Plants I Like in Aquariums and Terrariums


These are some plants that I use in aquariums and terrariums. I'm sure there are others that work well, these are just the ones that are easy enough for me to grow!


Cutting donor: pothos or devil's ivy (Epipremnum aureum). When I need cuttings for tanks, I cut off the ends from this pot. Pothos is about the most useful plant, as it grows well both in soil and in water, and even under the water.
Cutting donor: Spiderwort (Tradescantia fluminensis 'Variegata'). This plant will suffer if it gets too much light (as this one does). Like Pothos, this will grow with or without soil.
Cutting donor: ivy (Hedera helix). This plant does need soil, but it tolerates low light and grows well from cuttings. It grows relatively slowly compared to the two above.
Java moss (Vesicularia dubyana). Grows in tangled masses. Can be trained to cover cork bark and other places above water that stay wet. Tolerates a wide range of temperature (from tropical to near-freezing). Also tolerates low light and virtually any water conditions.
Anacharis, together with a mass of Java moss. The newt is Cynops ensicauda ensicauda.

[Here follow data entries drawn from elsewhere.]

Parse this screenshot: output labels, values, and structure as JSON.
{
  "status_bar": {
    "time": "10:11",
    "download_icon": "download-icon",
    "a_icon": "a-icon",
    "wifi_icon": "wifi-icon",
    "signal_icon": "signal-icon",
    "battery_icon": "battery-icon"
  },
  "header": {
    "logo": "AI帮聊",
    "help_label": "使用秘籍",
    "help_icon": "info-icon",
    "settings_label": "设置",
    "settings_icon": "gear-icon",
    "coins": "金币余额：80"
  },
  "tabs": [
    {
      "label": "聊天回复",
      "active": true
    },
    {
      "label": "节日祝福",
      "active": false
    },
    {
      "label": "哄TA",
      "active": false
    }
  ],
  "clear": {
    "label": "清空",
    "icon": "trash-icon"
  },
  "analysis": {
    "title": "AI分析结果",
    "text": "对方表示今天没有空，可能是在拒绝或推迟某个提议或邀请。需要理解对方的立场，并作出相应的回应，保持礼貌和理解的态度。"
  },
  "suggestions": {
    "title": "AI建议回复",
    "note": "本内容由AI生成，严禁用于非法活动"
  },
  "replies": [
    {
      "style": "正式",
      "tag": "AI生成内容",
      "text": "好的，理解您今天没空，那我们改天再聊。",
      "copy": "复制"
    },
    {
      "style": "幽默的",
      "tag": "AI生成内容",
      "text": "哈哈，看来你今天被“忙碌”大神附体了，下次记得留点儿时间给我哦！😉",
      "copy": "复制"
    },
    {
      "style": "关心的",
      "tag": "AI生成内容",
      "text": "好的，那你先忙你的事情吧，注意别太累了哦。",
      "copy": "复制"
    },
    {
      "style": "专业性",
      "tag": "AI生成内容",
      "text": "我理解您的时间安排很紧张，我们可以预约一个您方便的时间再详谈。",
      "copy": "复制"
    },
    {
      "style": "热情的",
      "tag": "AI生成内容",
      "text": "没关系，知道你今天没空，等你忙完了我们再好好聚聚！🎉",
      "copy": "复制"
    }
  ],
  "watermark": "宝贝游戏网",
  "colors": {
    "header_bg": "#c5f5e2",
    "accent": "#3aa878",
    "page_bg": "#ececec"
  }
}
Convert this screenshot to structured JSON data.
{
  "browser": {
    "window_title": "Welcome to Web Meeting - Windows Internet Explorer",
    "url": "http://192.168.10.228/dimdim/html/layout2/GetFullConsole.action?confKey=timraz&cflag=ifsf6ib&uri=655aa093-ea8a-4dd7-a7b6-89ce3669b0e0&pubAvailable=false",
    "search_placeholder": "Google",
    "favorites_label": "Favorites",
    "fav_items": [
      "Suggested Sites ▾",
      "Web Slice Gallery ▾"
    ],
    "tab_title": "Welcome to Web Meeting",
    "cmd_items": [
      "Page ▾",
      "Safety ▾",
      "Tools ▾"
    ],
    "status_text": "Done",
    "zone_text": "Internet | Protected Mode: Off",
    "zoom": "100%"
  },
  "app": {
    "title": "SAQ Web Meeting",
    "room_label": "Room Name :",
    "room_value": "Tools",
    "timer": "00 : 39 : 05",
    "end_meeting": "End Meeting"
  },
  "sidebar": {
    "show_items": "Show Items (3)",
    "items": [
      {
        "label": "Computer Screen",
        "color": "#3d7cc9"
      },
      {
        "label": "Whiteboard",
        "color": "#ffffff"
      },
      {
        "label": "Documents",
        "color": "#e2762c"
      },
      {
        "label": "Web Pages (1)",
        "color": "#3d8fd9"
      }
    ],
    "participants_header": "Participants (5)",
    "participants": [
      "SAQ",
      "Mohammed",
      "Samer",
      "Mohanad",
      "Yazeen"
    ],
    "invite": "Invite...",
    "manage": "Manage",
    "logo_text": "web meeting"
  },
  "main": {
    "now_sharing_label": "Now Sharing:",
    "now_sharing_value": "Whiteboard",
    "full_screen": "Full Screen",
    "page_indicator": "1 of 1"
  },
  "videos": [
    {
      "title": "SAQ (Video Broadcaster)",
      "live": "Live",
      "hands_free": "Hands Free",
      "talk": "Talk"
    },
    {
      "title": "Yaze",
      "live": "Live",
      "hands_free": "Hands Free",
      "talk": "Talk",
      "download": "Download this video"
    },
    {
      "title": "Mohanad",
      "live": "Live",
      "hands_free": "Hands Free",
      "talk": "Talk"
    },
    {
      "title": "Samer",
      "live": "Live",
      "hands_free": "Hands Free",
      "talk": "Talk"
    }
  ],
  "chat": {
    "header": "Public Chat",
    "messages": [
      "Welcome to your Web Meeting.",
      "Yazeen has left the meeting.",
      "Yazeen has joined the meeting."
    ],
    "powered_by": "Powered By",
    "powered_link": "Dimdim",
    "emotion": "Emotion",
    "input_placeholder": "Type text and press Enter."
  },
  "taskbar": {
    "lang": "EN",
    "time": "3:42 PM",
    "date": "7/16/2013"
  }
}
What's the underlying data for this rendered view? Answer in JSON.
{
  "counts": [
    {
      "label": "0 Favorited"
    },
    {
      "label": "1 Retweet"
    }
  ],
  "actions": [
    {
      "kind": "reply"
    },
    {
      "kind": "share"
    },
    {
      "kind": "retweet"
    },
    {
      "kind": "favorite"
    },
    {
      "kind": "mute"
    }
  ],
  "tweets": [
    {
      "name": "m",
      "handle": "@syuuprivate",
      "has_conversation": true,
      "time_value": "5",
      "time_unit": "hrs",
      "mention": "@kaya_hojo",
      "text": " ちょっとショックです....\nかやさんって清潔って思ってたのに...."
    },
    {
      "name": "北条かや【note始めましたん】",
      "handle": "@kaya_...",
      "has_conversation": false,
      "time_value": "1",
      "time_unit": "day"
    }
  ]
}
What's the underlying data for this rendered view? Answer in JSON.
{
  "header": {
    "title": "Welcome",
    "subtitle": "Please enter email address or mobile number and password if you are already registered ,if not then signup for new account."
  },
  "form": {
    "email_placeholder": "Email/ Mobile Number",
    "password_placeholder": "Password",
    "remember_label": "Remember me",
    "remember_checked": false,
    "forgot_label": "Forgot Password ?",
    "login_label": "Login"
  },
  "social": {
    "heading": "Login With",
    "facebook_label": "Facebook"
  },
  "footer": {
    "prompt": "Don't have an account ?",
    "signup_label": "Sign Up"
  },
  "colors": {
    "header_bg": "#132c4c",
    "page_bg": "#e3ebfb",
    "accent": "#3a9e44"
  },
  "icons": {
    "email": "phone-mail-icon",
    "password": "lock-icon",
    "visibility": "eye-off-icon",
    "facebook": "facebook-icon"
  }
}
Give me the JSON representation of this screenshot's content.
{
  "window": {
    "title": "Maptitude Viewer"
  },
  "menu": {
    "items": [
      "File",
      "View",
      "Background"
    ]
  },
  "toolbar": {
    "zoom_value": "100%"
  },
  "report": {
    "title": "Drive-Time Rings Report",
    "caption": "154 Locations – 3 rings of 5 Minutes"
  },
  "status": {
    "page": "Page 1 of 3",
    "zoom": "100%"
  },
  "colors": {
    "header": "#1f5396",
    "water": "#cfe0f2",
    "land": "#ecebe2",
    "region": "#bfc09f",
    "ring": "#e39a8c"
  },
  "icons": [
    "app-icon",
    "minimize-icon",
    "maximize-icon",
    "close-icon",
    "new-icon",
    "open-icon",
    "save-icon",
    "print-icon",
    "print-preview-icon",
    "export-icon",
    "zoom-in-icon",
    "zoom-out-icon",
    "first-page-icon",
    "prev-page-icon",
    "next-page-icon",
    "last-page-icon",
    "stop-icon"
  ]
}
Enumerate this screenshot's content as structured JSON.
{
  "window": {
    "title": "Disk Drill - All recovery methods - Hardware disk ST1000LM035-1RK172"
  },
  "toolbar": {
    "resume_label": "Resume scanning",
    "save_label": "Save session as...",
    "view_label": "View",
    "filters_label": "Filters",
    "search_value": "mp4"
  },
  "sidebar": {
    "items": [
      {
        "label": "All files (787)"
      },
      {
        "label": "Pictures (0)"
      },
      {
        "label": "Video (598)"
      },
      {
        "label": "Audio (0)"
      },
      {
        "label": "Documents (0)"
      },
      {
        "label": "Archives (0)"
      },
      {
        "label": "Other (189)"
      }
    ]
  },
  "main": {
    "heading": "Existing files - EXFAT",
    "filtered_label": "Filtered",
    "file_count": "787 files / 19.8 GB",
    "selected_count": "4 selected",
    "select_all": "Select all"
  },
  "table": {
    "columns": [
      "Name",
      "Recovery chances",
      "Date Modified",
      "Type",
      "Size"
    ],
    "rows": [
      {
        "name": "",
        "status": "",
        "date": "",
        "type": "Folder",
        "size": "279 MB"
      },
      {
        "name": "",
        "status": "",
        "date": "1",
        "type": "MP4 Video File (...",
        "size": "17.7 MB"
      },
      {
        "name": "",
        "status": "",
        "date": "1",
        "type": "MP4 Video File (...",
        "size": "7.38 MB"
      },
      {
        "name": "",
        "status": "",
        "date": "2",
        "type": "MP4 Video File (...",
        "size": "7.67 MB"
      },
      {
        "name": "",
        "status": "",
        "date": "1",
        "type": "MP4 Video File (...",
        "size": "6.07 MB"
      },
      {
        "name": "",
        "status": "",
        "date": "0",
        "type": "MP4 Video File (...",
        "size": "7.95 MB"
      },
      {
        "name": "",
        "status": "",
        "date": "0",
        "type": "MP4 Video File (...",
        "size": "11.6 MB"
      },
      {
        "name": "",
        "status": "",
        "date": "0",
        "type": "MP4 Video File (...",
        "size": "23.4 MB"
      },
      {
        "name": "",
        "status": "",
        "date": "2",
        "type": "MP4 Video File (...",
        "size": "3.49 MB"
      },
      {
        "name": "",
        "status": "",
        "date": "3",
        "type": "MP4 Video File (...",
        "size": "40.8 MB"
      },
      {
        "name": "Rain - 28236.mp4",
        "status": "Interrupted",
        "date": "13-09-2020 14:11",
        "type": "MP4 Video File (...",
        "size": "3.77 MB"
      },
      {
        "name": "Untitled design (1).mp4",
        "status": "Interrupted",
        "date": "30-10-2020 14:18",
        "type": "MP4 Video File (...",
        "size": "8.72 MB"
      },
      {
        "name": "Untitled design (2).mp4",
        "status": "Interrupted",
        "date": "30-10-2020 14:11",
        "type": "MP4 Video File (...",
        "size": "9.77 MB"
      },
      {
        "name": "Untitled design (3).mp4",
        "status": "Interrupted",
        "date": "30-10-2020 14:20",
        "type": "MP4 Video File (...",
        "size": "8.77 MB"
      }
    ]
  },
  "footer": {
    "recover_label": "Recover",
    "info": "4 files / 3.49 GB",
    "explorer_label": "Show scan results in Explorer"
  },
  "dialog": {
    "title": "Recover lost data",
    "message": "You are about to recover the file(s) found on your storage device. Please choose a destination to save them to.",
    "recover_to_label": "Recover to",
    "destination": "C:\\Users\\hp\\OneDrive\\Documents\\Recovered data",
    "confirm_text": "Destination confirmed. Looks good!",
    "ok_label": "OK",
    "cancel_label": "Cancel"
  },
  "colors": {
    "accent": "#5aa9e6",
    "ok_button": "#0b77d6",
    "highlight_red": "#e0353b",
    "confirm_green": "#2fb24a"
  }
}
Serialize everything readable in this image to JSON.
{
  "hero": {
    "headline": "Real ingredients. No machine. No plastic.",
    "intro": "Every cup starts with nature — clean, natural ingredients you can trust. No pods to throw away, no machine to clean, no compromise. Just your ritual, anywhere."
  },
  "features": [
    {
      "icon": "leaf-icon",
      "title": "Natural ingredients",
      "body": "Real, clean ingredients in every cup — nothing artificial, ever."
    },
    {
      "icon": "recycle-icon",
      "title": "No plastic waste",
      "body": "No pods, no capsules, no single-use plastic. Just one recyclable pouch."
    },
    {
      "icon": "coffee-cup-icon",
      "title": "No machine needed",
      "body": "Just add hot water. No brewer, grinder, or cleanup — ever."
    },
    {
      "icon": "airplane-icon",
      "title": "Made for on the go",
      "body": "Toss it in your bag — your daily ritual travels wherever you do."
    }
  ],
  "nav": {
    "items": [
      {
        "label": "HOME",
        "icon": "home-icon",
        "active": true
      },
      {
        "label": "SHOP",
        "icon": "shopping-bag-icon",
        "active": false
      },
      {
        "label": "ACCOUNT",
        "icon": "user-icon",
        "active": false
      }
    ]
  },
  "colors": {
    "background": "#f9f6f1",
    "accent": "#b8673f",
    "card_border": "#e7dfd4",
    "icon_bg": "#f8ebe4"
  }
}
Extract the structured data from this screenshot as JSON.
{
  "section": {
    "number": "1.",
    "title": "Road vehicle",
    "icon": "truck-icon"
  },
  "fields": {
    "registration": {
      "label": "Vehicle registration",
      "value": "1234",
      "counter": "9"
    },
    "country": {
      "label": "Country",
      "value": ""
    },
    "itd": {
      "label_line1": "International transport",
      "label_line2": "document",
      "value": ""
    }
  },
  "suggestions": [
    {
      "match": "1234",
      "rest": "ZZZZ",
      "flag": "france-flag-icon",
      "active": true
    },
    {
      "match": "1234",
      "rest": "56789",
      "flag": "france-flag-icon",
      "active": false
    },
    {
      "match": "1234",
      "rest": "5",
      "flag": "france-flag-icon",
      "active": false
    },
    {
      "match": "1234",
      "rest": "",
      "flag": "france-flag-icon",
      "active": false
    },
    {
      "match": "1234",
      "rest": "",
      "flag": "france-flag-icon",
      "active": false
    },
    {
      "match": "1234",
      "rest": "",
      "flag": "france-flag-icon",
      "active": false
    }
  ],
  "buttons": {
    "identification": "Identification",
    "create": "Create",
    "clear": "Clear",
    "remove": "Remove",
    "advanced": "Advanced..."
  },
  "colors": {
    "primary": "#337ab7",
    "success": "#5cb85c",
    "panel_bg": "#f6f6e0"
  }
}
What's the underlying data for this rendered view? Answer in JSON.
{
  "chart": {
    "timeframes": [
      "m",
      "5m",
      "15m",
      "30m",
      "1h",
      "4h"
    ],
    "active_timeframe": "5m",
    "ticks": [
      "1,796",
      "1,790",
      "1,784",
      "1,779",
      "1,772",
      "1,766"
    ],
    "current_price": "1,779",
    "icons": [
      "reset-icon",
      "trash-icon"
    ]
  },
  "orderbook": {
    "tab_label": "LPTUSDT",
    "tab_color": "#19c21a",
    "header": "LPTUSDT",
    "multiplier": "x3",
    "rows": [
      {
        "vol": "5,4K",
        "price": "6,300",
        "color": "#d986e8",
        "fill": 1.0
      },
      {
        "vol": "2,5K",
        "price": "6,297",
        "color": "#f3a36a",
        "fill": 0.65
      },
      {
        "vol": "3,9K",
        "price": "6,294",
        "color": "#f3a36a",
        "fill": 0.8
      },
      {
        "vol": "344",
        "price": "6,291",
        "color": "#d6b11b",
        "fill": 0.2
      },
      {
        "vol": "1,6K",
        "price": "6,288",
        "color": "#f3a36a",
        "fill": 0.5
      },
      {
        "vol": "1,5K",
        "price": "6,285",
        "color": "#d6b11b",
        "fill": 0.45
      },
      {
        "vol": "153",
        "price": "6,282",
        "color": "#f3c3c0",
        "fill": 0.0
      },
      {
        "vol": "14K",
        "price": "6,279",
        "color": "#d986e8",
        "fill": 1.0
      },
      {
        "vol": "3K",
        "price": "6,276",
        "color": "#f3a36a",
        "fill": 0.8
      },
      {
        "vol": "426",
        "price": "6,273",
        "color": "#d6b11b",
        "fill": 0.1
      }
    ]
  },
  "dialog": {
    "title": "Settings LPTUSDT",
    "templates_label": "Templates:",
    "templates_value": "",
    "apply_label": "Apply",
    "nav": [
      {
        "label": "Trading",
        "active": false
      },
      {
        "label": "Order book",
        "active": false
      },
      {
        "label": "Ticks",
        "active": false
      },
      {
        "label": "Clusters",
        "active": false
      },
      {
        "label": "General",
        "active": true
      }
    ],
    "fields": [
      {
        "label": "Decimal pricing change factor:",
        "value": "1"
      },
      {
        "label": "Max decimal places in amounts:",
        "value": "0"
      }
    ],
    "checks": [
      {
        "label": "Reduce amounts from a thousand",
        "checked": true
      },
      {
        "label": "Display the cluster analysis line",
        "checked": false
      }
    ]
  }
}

Here is a good link to help clear up the confusion about Anacharis vs. Elodea vs. Egeria:
Cuttings of pothos can be stuck almost anywhere. It will grow happily right into the water. Also visible here are duckweed, hornwort, and Java moss.
These cuttings of pothos and spiderwort are growing in wet gravel.
Spiderwort will quickly spread to cover a terrarium. It will also grow into the water.
Aluminum plant (Pilea cadierei): another really hardy houseplant useful in aquariums and terrariums. This is my cutting donor, which I use to take pieces to grow in aquariums and terrariums.

Some pet shops sell this plant as an aquarium plant, but it does poorly if grown entirely under water.
Aluminum plant growing in a saucer of water and rocks. It grows well as long as the leaves are above water. It readily grows roots into the water. It gets spindly after a while and needs to be trimmed back, or replaced with fresh cuttings.

2004 Jennifer Macke